EXERCISE MATERIAL:

....................

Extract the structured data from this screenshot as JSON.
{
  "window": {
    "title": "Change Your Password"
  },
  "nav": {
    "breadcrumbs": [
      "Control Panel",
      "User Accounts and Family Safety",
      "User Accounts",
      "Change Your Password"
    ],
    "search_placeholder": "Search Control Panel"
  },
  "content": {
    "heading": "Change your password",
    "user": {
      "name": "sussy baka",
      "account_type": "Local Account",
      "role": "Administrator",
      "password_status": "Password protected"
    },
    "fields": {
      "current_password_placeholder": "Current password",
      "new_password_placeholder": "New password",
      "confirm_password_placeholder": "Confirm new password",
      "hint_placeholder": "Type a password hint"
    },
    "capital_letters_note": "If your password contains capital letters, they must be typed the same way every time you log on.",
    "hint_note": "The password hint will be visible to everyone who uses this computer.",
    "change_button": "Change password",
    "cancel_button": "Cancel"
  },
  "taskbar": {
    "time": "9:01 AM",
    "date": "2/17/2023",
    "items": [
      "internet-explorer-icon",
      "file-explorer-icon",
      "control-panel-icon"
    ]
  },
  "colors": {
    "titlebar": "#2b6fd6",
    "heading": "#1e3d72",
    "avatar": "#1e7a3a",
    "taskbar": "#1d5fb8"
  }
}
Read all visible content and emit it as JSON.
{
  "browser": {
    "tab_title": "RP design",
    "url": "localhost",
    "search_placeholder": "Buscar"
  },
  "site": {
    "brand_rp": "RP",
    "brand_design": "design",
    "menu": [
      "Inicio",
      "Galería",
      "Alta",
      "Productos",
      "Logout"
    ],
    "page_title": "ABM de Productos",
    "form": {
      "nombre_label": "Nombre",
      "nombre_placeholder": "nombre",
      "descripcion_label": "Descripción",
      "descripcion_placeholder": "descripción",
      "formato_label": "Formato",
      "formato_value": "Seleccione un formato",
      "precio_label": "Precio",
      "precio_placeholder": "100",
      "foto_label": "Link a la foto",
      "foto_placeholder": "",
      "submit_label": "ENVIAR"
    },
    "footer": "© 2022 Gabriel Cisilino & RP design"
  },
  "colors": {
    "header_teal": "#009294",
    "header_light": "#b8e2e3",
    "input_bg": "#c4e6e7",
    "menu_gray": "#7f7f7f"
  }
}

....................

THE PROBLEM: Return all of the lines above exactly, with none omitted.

ANSWER AREA:
Extract the structured data from this screenshot as JSON.
{
  "window": {
    "title": "Change Your Password"
  },
  "nav": {
    "breadcrumbs": [
      "Control Panel",
      "User Accounts and Family Safety",
      "User Accounts",
      "Change Your Password"
    ],
    "search_placeholder": "Search Control Panel"
  },
  "content": {
    "heading": "Change your password",
    "user": {
      "name": "sussy baka",
      "account_type": "Local Account",
      "role": "Administrator",
      "password_status": "Password protected"
    },
    "fields": {
      "current_password_placeholder": "Current password",
      "new_password_placeholder": "New password",
      "confirm_password_placeholder": "Confirm new password",
      "hint_placeholder": "Type a password hint"
    },
    "capital_letters_note": "If your password contains capital letters, they must be typed the same way every time you log on.",
    "hint_note": "The password hint will be visible to everyone who uses this computer.",
    "change_button": "Change password",
    "cancel_button": "Cancel"
  },
  "taskbar": {
    "time": "9:01 AM",
    "date": "2/17/2023",
    "items": [
      "internet-explorer-icon",
      "file-explorer-icon",
      "control-panel-icon"
    ]
  },
  "colors": {
    "titlebar": "#2b6fd6",
    "heading": "#1e3d72",
    "avatar": "#1e7a3a",
    "taskbar": "#1d5fb8"
  }
}
Read all visible content and emit it as JSON.
{
  "browser": {
    "tab_title": "RP design",
    "url": "localhost",
    "search_placeholder": "Buscar"
  },
  "site": {
    "brand_rp": "RP",
    "brand_design": "design",
    "menu": [
      "Inicio",
      "Galería",
      "Alta",
      "Productos",
      "Logout"
    ],
    "page_title": "ABM de Productos",
    "form": {
      "nombre_label": "Nombre",
      "nombre_placeholder": "nombre",
      "descripcion_label": "Descripción",
      "descripcion_placeholder": "descripción",
      "formato_label": "Formato",
      "formato_value": "Seleccione un formato",
      "precio_label": "Precio",
      "precio_placeholder": "100",
      "foto_label": "Link a la foto",
      "foto_placeholder": "",
      "submit_label": "ENVIAR"
    },
    "footer": "© 2022 Gabriel Cisilino & RP design"
  },
  "colors": {
    "header_teal": "#009294",
    "header_light": "#b8e2e3",
    "input_bg": "#c4e6e7",
    "menu_gray": "#7f7f7f"
  }
}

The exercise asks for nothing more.